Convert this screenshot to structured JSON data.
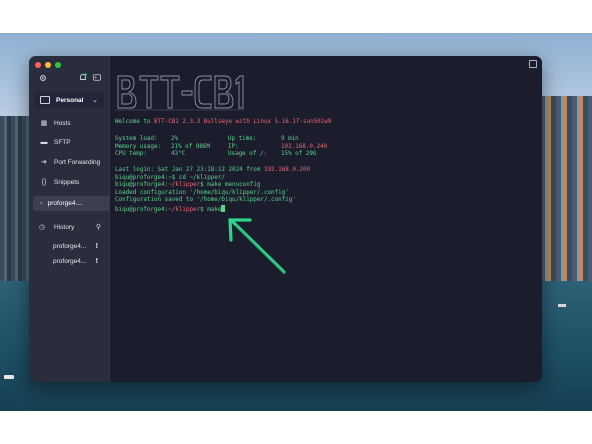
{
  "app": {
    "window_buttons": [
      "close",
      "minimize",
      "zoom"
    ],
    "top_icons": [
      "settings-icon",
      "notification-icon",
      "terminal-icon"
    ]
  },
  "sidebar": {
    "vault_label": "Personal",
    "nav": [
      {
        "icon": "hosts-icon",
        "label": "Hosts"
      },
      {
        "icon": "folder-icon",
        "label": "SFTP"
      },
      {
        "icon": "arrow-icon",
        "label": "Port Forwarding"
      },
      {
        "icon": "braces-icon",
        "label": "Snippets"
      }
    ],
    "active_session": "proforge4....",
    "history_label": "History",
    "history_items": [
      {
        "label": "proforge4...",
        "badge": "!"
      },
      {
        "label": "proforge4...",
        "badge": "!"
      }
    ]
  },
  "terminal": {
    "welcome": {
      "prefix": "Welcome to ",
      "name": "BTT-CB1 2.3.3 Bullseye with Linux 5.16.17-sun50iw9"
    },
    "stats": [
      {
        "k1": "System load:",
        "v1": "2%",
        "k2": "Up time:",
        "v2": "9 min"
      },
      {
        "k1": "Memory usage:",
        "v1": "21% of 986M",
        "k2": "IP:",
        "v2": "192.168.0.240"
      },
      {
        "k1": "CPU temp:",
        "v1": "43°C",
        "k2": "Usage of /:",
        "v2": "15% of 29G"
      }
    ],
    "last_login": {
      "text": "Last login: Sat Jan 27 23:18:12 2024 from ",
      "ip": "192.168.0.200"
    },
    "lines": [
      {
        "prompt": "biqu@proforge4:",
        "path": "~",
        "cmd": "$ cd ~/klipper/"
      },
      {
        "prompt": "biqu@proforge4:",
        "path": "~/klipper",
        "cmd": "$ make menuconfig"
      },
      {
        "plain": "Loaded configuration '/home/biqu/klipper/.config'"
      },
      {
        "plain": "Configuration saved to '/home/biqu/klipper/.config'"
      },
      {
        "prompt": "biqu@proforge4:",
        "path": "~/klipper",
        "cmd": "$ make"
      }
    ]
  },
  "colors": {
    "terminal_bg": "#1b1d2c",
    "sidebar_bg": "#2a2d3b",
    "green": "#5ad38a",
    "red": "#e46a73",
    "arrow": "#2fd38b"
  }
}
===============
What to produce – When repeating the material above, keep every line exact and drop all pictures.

Solution to this problem –
Convert this screenshot to structured JSON data.
{
  "app": {
    "window_buttons": [
      "close",
      "minimize",
      "zoom"
    ],
    "top_icons": [
      "settings-icon",
      "notification-icon",
      "terminal-icon"
    ]
  },
  "sidebar": {
    "vault_label": "Personal",
    "nav": [
      {
        "icon": "hosts-icon",
        "label": "Hosts"
      },
      {
        "icon": "folder-icon",
        "label": "SFTP"
      },
      {
        "icon": "arrow-icon",
        "label": "Port Forwarding"
      },
      {
        "icon": "braces-icon",
        "label": "Snippets"
      }
    ],
    "active_session": "proforge4....",
    "history_label": "History",
    "history_items": [
      {
        "label": "proforge4...",
        "badge": "!"
      },
      {
        "label": "proforge4...",
        "badge": "!"
      }
    ]
  },
  "terminal": {
    "welcome": {
      "prefix": "Welcome to ",
      "name": "BTT-CB1 2.3.3 Bullseye with Linux 5.16.17-sun50iw9"
    },
    "stats": [
      {
        "k1": "System load:",
        "v1": "2%",
        "k2": "Up time:",
        "v2": "9 min"
      },
      {
        "k1": "Memory usage:",
        "v1": "21% of 986M",
        "k2": "IP:",
        "v2": "192.168.0.240"
      },
      {
        "k1": "CPU temp:",
        "v1": "43°C",
        "k2": "Usage of /:",
        "v2": "15% of 29G"
      }
    ],
    "last_login": {
      "text": "Last login: Sat Jan 27 23:18:12 2024 from ",
      "ip": "192.168.0.200"
    },
    "lines": [
      {
        "prompt": "biqu@proforge4:",
        "path": "~",
        "cmd": "$ cd ~/klipper/"
      },
      {
        "prompt": "biqu@proforge4:",
        "path": "~/klipper",
        "cmd": "$ make menuconfig"
      },
      {
        "plain": "Loaded configuration '/home/biqu/klipper/.config'"
      },
      {
        "plain": "Configuration saved to '/home/biqu/klipper/.config'"
      },
      {
        "prompt": "biqu@proforge4:",
        "path": "~/klipper",
        "cmd": "$ make"
      }
    ]
  },
  "colors": {
    "terminal_bg": "#1b1d2c",
    "sidebar_bg": "#2a2d3b",
    "green": "#5ad38a",
    "red": "#e46a73",
    "arrow": "#2fd38b"
  }
}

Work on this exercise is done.